PROBLEM DESCRIPTION: Below are records. Find each line in them that holds the word "JSON" and copy it.
--- EXERCISE MATERIAL Enclosed Below ---
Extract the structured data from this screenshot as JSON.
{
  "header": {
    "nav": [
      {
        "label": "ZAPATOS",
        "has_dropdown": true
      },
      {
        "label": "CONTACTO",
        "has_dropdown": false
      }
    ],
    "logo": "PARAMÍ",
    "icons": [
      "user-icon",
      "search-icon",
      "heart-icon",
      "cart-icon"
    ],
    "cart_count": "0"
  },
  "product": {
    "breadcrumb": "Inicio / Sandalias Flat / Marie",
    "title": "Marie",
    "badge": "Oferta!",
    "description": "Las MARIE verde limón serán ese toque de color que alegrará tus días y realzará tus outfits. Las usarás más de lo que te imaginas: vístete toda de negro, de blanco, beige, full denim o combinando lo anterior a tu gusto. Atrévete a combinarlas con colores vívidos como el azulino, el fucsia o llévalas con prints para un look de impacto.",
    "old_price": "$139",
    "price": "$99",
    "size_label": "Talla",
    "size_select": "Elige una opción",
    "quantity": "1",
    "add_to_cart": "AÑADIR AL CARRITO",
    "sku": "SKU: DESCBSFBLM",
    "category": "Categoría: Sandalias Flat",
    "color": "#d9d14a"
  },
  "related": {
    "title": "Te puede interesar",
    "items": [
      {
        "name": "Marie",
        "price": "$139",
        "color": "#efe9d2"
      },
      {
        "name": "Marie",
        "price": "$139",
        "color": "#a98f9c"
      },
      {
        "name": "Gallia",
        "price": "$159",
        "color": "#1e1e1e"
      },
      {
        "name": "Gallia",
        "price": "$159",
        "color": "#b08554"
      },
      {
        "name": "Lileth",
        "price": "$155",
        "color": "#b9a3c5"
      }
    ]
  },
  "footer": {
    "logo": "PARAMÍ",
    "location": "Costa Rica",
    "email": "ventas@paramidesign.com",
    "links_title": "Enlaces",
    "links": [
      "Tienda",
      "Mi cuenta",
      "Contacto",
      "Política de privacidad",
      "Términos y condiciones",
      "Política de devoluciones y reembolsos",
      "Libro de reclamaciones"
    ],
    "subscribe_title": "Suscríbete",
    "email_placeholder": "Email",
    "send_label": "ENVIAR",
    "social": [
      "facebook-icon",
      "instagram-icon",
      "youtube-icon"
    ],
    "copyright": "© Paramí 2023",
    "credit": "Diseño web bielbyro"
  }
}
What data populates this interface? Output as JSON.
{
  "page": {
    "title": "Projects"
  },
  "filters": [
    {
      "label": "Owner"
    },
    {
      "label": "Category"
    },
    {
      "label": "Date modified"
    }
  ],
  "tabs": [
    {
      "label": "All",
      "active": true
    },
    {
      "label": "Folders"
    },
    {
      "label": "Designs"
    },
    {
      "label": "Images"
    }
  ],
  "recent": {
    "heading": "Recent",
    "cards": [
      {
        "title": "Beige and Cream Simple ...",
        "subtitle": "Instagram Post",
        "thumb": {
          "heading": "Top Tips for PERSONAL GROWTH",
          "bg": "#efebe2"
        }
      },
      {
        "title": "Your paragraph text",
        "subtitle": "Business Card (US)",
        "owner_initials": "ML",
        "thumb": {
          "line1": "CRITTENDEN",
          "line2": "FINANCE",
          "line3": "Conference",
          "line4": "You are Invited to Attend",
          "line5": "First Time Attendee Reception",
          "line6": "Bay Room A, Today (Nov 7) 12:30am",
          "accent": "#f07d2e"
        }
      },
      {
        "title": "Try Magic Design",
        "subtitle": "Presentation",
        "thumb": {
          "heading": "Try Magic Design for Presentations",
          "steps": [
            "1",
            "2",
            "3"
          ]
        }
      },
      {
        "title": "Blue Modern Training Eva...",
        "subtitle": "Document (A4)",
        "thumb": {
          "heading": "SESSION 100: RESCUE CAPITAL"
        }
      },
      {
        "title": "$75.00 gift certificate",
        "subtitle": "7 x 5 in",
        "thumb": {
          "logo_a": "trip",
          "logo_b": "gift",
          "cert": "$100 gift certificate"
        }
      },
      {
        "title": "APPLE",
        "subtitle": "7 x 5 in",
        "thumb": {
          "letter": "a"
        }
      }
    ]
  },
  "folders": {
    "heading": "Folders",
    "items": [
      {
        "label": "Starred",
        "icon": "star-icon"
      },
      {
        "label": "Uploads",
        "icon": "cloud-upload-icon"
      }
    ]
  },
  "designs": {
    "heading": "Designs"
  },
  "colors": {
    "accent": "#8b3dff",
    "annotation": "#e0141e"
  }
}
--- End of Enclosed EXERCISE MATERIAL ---
ANSWER:
Extract the structured data from this screenshot as JSON.
What data populates this interface? Output as JSON.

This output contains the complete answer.